Reproduce the data exactly; no word may be added or dropped.

Data about app and page elements
----------
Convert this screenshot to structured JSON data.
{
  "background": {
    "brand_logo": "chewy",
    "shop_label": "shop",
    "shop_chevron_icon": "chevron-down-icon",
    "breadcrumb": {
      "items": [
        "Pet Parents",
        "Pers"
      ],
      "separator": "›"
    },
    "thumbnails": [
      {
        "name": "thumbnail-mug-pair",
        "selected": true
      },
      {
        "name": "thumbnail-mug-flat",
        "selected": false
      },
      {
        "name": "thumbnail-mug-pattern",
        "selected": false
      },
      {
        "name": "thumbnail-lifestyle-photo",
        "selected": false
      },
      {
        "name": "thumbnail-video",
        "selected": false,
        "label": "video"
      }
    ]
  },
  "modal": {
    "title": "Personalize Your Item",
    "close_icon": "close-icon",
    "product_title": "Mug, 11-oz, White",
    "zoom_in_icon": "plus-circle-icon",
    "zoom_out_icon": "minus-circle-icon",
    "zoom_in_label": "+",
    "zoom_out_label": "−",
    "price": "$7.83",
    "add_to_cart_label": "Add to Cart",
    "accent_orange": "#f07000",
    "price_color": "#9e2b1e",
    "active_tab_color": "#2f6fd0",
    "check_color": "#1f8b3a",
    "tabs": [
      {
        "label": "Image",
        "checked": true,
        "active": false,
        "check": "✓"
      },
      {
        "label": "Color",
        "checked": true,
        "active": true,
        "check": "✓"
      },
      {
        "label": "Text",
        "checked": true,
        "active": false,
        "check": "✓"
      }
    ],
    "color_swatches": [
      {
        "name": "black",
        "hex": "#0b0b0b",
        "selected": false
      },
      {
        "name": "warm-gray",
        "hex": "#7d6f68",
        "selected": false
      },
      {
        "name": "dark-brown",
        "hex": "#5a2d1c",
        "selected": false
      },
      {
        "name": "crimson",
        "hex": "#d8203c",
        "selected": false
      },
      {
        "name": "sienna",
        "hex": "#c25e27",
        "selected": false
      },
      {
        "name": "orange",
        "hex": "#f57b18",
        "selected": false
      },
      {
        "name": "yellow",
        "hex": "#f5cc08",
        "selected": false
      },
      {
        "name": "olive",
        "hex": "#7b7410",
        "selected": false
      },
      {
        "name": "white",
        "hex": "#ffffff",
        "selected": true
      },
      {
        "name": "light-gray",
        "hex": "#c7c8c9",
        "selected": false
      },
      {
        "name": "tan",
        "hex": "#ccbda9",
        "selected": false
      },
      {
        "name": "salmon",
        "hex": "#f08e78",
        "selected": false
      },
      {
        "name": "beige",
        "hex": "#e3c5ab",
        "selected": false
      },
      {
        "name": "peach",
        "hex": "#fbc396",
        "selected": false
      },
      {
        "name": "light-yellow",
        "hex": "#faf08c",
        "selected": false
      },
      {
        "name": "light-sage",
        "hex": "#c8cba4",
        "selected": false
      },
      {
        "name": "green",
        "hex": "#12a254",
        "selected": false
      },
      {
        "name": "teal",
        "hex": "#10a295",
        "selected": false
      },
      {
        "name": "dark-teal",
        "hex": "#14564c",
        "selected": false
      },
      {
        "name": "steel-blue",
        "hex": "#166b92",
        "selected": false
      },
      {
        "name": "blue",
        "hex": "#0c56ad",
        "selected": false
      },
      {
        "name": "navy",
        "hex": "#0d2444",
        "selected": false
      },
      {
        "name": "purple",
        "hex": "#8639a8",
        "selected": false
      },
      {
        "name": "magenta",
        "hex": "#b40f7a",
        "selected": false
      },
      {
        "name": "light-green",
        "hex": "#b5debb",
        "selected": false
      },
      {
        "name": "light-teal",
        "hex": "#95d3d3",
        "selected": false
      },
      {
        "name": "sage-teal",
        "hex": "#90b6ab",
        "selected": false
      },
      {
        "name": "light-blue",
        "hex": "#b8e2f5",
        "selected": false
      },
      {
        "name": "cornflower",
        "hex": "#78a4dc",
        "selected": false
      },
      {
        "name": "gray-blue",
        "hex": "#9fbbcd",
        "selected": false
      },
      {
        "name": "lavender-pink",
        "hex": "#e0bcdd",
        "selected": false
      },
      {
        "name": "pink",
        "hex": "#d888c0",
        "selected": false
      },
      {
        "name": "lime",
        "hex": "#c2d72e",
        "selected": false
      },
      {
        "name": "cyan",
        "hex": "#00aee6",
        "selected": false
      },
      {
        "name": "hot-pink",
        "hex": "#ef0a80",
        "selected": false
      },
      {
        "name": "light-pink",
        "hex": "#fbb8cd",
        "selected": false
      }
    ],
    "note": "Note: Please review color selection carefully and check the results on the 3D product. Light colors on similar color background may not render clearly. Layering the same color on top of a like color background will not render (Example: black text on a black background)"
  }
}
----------
EXERCISE OUTPUT:
Convert this screenshot to structured JSON data.
{
  "background": {
    "brand_logo": "chewy",
    "shop_label": "shop",
    "shop_chevron_icon": "chevron-down-icon",
    "breadcrumb": {
      "items": [
        "Pet Parents",
        "Pers"
      ],
      "separator": "›"
    },
    "thumbnails": [
      {
        "name": "thumbnail-mug-pair",
        "selected": true
      },
      {
        "name": "thumbnail-mug-flat",
        "selected": false
      },
      {
        "name": "thumbnail-mug-pattern",
        "selected": false
      },
      {
        "name": "thumbnail-lifestyle-photo",
        "selected": false
      },
      {
        "name": "thumbnail-video",
        "selected": false,
        "label": "video"
      }
    ]
  },
  "modal": {
    "title": "Personalize Your Item",
    "close_icon": "close-icon",
    "product_title": "Mug, 11-oz, White",
    "zoom_in_icon": "plus-circle-icon",
    "zoom_out_icon": "minus-circle-icon",
    "zoom_in_label": "+",
    "zoom_out_label": "−",
    "price": "$7.83",
    "add_to_cart_label": "Add to Cart",
    "accent_orange": "#f07000",
    "price_color": "#9e2b1e",
    "active_tab_color": "#2f6fd0",
    "check_color": "#1f8b3a",
    "tabs": [
      {
        "label": "Image",
        "checked": true,
        "active": false,
        "check": "✓"
      },
      {
        "label": "Color",
        "checked": true,
        "active": true,
        "check": "✓"
      },
      {
        "label": "Text",
        "checked": true,
        "active": false,
        "check": "✓"
      }
    ],
    "color_swatches": [
      {
        "name": "black",
        "hex": "#0b0b0b",
        "selected": false
      },
      {
        "name": "warm-gray",
        "hex": "#7d6f68",
        "selected": false
      },
      {
        "name": "dark-brown",
        "hex": "#5a2d1c",
        "selected": false
      },
      {
        "name": "crimson",
        "hex": "#d8203c",
        "selected": false
      },
      {
        "name": "sienna",
        "hex": "#c25e27",
        "selected": false
      },
      {
        "name": "orange",
        "hex": "#f57b18",
        "selected": false
      },
      {
        "name": "yellow",
        "hex": "#f5cc08",
        "selected": false
      },
      {
        "name": "olive",
        "hex": "#7b7410",
        "selected": false
      },
      {
        "name": "white",
        "hex": "#ffffff",
        "selected": true
      },
      {
        "name": "light-gray",
        "hex": "#c7c8c9",
        "selected": false
      },
      {
        "name": "tan",
        "hex": "#ccbda9",
        "selected": false
      },
      {
        "name": "salmon",
        "hex": "#f08e78",
        "selected": false
      },
      {
        "name": "beige",
        "hex": "#e3c5ab",
        "selected": false
      },
      {
        "name": "peach",
        "hex": "#fbc396",
        "selected": false
      },
      {
        "name": "light-yellow",
        "hex": "#faf08c",
        "selected": false
      },
      {
        "name": "light-sage",
        "hex": "#c8cba4",
        "selected": false
      },
      {
        "name": "green",
        "hex": "#12a254",
        "selected": false
      },
      {
        "name": "teal",
        "hex": "#10a295",
        "selected": false
      },
      {
        "name": "dark-teal",
        "hex": "#14564c",
        "selected": false
      },
      {
        "name": "steel-blue",
        "hex": "#166b92",
        "selected": false
      },
      {
        "name": "blue",
        "hex": "#0c56ad",
        "selected": false
      },
      {
        "name": "navy",
        "hex": "#0d2444",
        "selected": false
      },
      {
        "name": "purple",
        "hex": "#8639a8",
        "selected": false
      },
      {
        "name": "magenta",
        "hex": "#b40f7a",
        "selected": false
      },
      {
        "name": "light-green",
        "hex": "#b5debb",
        "selected": false
      },
      {
        "name": "light-teal",
        "hex": "#95d3d3",
        "selected": false
      },
      {
        "name": "sage-teal",
        "hex": "#90b6ab",
        "selected": false
      },
      {
        "name": "light-blue",
        "hex": "#b8e2f5",
        "selected": false
      },
      {
        "name": "cornflower",
        "hex": "#78a4dc",
        "selected": false
      },
      {
        "name": "gray-blue",
        "hex": "#9fbbcd",
        "selected": false
      },
      {
        "name": "lavender-pink",
        "hex": "#e0bcdd",
        "selected": false
      },
      {
        "name": "pink",
        "hex": "#d888c0",
        "selected": false
      },
      {
        "name": "lime",
        "hex": "#c2d72e",
        "selected": false
      },
      {
        "name": "cyan",
        "hex": "#00aee6",
        "selected": false
      },
      {
        "name": "hot-pink",
        "hex": "#ef0a80",
        "selected": false
      },
      {
        "name": "light-pink",
        "hex": "#fbb8cd",
        "selected": false
      }
    ],
    "note": "Note: Please review color selection carefully and check the results on the 3D product. Light colors on similar color background may not render clearly. Layering the same color on top of a like color background will not render (Example: black text on a black background)"
  }
}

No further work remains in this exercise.